The causes for low adoption are myriad but three rise to top of mind. The first is the proliferation of technologies; all too often this means not enabling the user with the right technology. A second is that end users may not have the requisite analytic skills, which can be addressed through tool training. Yet a third one which is more pervasive, is not thinking about analytics in the right way, e.g., a lack of an analytic mindset. Many employees are stuck in a “reporting” paradigm instead of a true discovery, exploration and analysis one. This challenge can also be addressed through training but a cultural shift and change management are also needed, which are more difficult to effect.

Here are a few guerilla tactics to address these needed changes. Setting a corporate example is one way to drive culture change. SAP was one of the earliest adopters of IPads to manage our own internal sales pipeline, but a valuable secondary effect is that our sales professionals can do their own demos using our mobile visualization tools because they use these apps every day. Often the early adopters for mobile applications are corporate boards and senior management teams; this executive adoption drives momentum throughout the organization. It's a form of peer pressure that trickes down through all levels of management to use these technologies and drives analytic vocabularies and awareness.
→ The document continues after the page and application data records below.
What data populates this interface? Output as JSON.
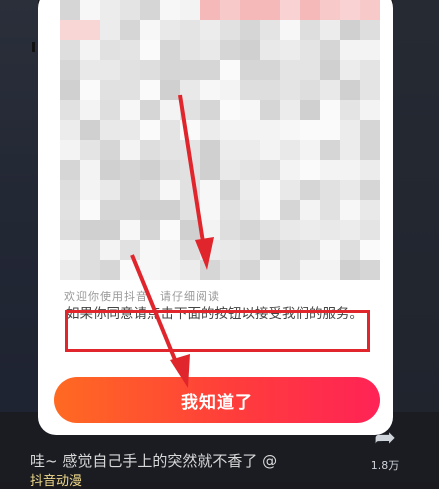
{
  "modal": {
    "partial_text": "欢迎你使用抖音，请仔细阅读",
    "consent_text": "如果你同意请点击下面的按钮以接受我们的服务。",
    "confirm_button": "我知道了"
  },
  "video": {
    "caption": "哇~ 感觉自己手上的突然就不香了 @",
    "author": "抖音动漫",
    "share_count": "1.8万",
    "share_icon": "share-arrow-icon"
  },
  "annotation": {
    "color": "#e0262c"
  },
  "colors": {
    "button_start": "#ff6a22",
    "button_end": "#ff2356"
  }
}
BI Competency Centers can also drive adoption. Training and driving adoption are key mandate for BICCs.  They can create analytic sandboxes, posting initial releases or trial versions of new software engaging users in the evaluation process and gathering feedback. Get around infrastructure hurdles by using Cloud environments to test new capabilities like text mining or sentiment analysis. 
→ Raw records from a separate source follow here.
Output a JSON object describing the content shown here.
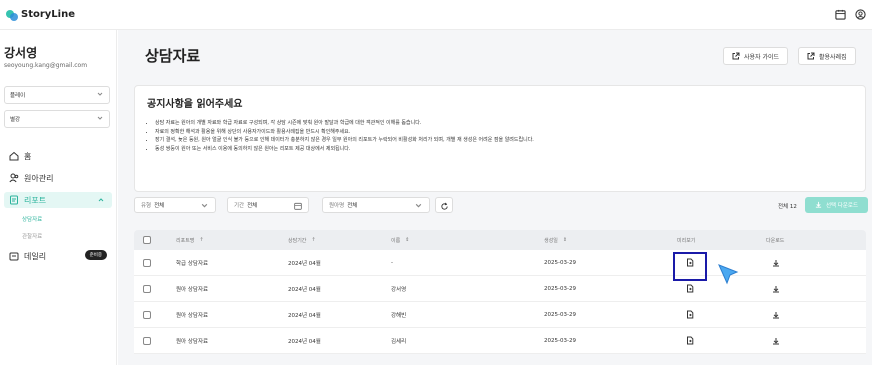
{
  "app": {
    "name": "StoryLine"
  },
  "colors": {
    "accent": "#2bb39c",
    "highlight": "#1a1aa8",
    "button_disabled": "#8fded0"
  },
  "user": {
    "name": "강서영",
    "email": "seoyoung.kang@gmail.com"
  },
  "sidebar": {
    "selects": [
      {
        "value": "플레이"
      },
      {
        "value": "별강"
      }
    ],
    "nav": [
      {
        "label": "홈",
        "icon": "home-icon"
      },
      {
        "label": "원아관리",
        "icon": "users-icon"
      },
      {
        "label": "리포트",
        "icon": "report-icon"
      },
      {
        "label": "데일리",
        "icon": "daily-icon",
        "badge": "준비중"
      }
    ],
    "sub": [
      {
        "label": "상담자료"
      },
      {
        "label": "관찰자료"
      }
    ]
  },
  "page": {
    "title": "상담자료"
  },
  "header_buttons": {
    "guide": "사용자 가이드",
    "examples": "활용사례집"
  },
  "notice": {
    "title": "공지사항을 읽어주세요",
    "items": [
      "상담 자료는 원아의 개별 자료와 학급 자료로 구성되며, 각 상담 시즌에 맞춰 원아 발달과 학급에 대한 객관적인 이해를 돕습니다.",
      "자료의 정확한 해석과 활용을 위해 상단의 사용자가이드와 활용사례집을 반드시 확인해주세요.",
      "장기 결석, 늦은 등원, 원아 얼굴 인식 불가 등으로 인해 데이터가 충분하지 않은 경우 일부 원아의 리포트가 누락되어 비활성화 처리가 되며, 개별 재 생성은 어려운 점을 알려드립니다.",
      "동성 쌍둥이 원아 또는 서비스 이용에 동의하지 않은 원아는 리포트 제공 대상에서 제외됩니다."
    ]
  },
  "filters": {
    "type": {
      "label": "유형",
      "value": "전체"
    },
    "period": {
      "label": "기간",
      "value": "전체"
    },
    "child": {
      "label": "원아명",
      "value": "전체"
    }
  },
  "total": "전체 12",
  "download_selected": "선택 다운로드",
  "table": {
    "headers": {
      "report": "리포트명",
      "period": "상담기간",
      "name": "이름",
      "created": "생성일",
      "preview": "미리보기",
      "download": "다운로드"
    },
    "rows": [
      {
        "report": "학급 상담자료",
        "period": "2024년 04월",
        "name": "-",
        "created": "2025-03-29"
      },
      {
        "report": "원아 상담자료",
        "period": "2024년 04월",
        "name": "강서영",
        "created": "2025-03-29"
      },
      {
        "report": "원아 상담자료",
        "period": "2024년 04월",
        "name": "강해빈",
        "created": "2025-03-29"
      },
      {
        "report": "원아 상담자료",
        "period": "2024년 04월",
        "name": "김세리",
        "created": "2025-03-29"
      }
    ]
  }
}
Lastly, don’t overlook making analytics fun and interactive. We’ve created various internal and customer campaigns and contests that drive the use of new applications, create demos and garner product feedback. See the Data Geek 2.0 website which we created for our visualization and predictive products as an example. We created or provided access data sets that appeal to every hobby or interest, be it fantasy football, UFOs, crosswords and more to encourage people to engage. Complement your campaign with videos, spoofs, t-shirts and more!  Check out the Ultimate Data Geek 2.0 Challenge at